##### Supplied material #####

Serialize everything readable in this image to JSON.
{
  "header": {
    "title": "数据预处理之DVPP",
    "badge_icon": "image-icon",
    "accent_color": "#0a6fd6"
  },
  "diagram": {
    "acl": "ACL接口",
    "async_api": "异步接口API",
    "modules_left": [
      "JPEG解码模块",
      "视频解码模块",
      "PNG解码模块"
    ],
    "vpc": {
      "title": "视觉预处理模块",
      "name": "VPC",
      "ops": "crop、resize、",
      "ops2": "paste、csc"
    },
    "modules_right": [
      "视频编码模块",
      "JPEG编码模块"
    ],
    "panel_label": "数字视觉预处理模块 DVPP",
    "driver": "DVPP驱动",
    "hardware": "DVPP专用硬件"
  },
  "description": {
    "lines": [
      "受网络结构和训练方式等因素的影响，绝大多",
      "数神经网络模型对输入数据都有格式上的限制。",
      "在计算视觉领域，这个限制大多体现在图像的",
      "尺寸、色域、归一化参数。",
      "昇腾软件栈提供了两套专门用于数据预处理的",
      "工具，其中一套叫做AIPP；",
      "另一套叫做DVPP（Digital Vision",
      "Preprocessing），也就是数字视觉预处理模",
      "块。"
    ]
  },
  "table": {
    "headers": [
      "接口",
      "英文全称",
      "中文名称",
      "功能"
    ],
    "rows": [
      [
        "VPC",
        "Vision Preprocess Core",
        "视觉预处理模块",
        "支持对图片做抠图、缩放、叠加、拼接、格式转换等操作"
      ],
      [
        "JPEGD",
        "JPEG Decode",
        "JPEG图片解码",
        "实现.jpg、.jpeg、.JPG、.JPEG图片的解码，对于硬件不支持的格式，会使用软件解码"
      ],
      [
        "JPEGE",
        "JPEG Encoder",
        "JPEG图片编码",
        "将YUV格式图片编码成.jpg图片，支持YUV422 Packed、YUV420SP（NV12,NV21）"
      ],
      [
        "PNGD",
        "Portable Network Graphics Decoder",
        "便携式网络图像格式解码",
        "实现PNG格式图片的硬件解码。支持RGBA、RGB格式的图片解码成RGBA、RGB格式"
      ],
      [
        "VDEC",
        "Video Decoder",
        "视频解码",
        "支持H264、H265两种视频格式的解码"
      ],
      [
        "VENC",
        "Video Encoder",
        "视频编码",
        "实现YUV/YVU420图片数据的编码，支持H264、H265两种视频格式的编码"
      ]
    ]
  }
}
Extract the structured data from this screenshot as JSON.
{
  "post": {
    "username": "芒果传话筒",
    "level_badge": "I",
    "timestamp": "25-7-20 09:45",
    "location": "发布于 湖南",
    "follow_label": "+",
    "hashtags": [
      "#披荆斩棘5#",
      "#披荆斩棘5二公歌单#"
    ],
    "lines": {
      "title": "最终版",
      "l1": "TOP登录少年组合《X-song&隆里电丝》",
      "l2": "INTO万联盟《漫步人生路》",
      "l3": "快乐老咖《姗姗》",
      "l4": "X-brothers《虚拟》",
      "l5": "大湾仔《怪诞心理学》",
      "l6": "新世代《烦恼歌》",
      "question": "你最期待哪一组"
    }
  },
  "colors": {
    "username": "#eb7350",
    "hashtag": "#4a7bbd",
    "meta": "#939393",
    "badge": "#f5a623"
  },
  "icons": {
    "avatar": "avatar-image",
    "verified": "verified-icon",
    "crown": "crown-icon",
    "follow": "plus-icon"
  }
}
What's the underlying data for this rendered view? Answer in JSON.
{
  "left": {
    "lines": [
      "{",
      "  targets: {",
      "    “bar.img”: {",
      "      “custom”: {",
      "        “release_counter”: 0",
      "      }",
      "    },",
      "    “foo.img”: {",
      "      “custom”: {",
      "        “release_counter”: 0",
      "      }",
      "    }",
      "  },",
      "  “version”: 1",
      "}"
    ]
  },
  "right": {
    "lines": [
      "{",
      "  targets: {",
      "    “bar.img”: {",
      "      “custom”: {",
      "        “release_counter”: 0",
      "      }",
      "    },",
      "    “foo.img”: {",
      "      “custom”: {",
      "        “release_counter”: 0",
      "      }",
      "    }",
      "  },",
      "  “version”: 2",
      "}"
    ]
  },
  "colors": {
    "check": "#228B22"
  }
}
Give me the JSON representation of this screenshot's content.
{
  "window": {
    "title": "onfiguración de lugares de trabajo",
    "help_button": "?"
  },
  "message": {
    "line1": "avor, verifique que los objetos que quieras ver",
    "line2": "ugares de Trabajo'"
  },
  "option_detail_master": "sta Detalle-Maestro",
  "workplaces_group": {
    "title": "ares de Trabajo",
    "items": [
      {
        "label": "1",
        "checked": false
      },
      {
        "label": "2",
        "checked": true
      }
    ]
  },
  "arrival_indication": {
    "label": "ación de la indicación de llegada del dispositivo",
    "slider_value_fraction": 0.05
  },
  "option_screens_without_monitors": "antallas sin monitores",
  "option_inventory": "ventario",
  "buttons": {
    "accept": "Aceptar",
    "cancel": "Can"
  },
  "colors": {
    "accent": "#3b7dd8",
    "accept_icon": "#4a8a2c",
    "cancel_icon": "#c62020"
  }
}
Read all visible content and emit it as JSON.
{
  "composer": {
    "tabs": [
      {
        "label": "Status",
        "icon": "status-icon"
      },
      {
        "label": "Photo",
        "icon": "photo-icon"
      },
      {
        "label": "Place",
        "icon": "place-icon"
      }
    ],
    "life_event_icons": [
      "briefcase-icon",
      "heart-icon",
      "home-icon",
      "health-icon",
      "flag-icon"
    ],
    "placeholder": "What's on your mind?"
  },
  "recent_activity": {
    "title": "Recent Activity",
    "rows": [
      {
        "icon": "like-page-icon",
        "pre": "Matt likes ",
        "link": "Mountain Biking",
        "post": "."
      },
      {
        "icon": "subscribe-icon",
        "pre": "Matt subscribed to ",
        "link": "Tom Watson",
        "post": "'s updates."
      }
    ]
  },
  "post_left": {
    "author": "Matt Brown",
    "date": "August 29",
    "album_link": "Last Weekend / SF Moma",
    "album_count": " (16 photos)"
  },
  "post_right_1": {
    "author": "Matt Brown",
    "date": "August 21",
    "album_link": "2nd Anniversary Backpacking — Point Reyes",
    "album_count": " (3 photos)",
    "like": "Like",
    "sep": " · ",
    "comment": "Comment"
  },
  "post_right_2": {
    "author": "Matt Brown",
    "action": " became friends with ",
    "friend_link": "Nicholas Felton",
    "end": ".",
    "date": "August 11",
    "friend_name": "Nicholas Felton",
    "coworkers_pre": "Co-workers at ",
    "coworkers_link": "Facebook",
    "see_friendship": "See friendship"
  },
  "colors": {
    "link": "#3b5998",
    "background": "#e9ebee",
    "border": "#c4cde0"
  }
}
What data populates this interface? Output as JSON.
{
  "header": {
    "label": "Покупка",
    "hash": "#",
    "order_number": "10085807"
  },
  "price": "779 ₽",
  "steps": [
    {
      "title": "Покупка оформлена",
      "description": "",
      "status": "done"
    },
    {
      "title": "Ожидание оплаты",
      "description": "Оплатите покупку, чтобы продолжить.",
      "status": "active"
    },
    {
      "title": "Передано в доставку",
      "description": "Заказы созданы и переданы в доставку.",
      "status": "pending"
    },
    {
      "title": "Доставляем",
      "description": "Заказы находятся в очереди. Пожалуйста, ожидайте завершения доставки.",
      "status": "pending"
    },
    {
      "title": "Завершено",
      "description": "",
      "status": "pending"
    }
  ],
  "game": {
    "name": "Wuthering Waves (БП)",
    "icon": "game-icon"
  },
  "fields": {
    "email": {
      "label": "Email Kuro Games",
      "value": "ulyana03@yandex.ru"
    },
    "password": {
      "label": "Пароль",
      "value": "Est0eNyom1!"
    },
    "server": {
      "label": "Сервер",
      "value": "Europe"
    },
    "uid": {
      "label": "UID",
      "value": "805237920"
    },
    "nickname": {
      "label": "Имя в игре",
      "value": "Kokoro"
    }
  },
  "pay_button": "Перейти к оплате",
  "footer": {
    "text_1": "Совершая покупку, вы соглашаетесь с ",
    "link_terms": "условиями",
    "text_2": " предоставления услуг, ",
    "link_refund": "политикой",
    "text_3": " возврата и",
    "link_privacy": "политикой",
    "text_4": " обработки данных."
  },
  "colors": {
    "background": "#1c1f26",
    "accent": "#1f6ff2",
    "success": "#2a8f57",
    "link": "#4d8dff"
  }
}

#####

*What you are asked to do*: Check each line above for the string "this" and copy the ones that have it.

*Answer space*:
Serialize everything readable in this image to JSON.
Extract the structured data from this screenshot as JSON.
What's the underlying data for this rendered view? Answer in JSON.
Give me the JSON representation of this screenshot's content.
What data populates this interface? Output as JSON.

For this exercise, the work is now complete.